"Potatoes or rice?"

That's one of the most common questions home cooks ask themselves, or their families, when preparing stews or braises, those perfect dinner main courses for delivering warmth and satisfaction on a cold winter's night. With such dishes, you need to serve some sort of starch as a side. How else can you soak up every last drop of delicious sauce, not to mention helping everyone leave the table feeling perfectly, contentedly full?

Of course, as a child, I ate more than my share of potatoes and rice (or other grains). But some of my favorite meals came when my mother or grandmother made traditional Austrian dumplings. Sometimes, they were the popular treat known as spaetzle (literally, "sparrows"), boiled and butter-browned dumplings that looked like little birds if you squinted your eyes and used your imagination. At other meals, there might be potato dumplings, studded with onion and bits of crispy bacon.

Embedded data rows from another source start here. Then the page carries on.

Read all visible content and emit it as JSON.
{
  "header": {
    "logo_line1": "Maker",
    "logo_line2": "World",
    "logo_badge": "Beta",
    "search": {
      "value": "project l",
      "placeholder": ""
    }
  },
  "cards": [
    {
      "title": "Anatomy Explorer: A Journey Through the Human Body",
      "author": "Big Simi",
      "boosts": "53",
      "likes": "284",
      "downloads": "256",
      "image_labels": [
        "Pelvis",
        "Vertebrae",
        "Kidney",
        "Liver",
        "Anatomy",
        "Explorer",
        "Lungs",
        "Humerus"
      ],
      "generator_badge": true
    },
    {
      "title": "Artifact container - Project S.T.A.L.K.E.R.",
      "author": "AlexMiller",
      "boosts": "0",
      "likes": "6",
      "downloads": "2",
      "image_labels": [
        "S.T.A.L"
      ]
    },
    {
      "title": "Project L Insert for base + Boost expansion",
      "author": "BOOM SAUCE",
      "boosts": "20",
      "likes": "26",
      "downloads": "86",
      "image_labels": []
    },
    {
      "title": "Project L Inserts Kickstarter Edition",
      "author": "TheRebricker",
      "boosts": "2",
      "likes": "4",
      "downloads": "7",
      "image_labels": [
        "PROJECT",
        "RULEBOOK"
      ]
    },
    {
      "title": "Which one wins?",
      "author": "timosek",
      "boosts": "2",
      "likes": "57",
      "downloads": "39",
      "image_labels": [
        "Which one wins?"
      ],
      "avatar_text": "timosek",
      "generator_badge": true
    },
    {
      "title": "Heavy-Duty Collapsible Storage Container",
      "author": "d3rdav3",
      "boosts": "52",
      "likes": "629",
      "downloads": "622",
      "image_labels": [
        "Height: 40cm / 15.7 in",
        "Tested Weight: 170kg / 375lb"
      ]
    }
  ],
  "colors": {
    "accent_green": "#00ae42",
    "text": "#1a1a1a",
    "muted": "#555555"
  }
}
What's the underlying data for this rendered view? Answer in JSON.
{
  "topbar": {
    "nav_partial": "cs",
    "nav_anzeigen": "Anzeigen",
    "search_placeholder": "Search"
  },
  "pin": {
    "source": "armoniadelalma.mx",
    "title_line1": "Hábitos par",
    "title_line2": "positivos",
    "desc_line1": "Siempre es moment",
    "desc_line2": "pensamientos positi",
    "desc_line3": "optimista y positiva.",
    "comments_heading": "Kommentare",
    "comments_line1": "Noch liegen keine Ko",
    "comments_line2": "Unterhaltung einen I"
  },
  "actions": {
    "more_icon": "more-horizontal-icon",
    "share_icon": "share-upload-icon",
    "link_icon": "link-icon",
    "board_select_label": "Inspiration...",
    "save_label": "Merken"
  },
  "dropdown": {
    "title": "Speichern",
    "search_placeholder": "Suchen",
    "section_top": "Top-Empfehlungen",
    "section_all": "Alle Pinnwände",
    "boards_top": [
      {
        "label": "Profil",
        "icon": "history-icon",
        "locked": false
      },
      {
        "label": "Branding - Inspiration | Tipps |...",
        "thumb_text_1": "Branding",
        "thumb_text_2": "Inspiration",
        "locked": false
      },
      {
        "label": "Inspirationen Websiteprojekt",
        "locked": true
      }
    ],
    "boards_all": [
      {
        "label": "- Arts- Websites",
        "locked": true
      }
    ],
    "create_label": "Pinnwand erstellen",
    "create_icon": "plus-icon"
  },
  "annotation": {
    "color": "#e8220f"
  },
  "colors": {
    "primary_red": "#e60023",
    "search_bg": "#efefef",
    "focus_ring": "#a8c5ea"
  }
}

But one of my favorite kinds was something known as servietten knudel, or a "napkin dumpling." And, no, that doesn't refer to the dumpling's ingredients any more than spaetzle does! This particular treat gets its name from the way it's traditionally cooked. A mixture of dried bread cubes, buttery sauteed onion and garlic, chopped fresh herbs, egg, and milk is securely wrapped up as a plump sausage shape inside a clean white cloth napkin and then poached in boiling water until firm, then unwrapped and cut into pieces. The result, similar in texture to a very moist bread-based dressing you might prepare to go with a roast, makes a perfect companion to any dish that features a wonderful, rich sauce. We often ate it with a spicy goulash or paprikash made with pork, beef, veal, or chicken.

You can enjoy a napkin dumpling with either of those Austrian favorites, or with any other braise or stew of your choice. And you don't even need a napkin to make it. I've developed another convenient method, first rolling up individual portions with sheets of plastic wrap and then sealing them securely inside a second wrapper of aluminum foil before cooking the dumplings in simmering water.

Once you've tried my recipe the way it's written, you can start customizing the mixture to your own tastes and to what you'll serve it with. Substitute whole-wheat bread for white. Caramelize the onions if you like.

Try different herbs or spices. Add a little chopped, toasted nuts, some dried fruit, grated cheese, or chopped mushrooms cooked down to a thick paste. In other words, vary it as you might for a dressing or pilaf recipe.

And when the question of "Potatoes or rice?" next comes up, smile and know that you have another option!


Serves 6

6 ounces unsalted butter

2 tablespoons minced garlic

1 medium-sized yellow onion, minced

1 regular-sized loaf white bread, about 1-1/4 pounds, crust trimmed and discarded

2 tablespoons minced fresh chives

2 tablespoons minced fresh marjoram

1 tablespoon minced fresh parsley

1 large cage-free egg

2 cups milk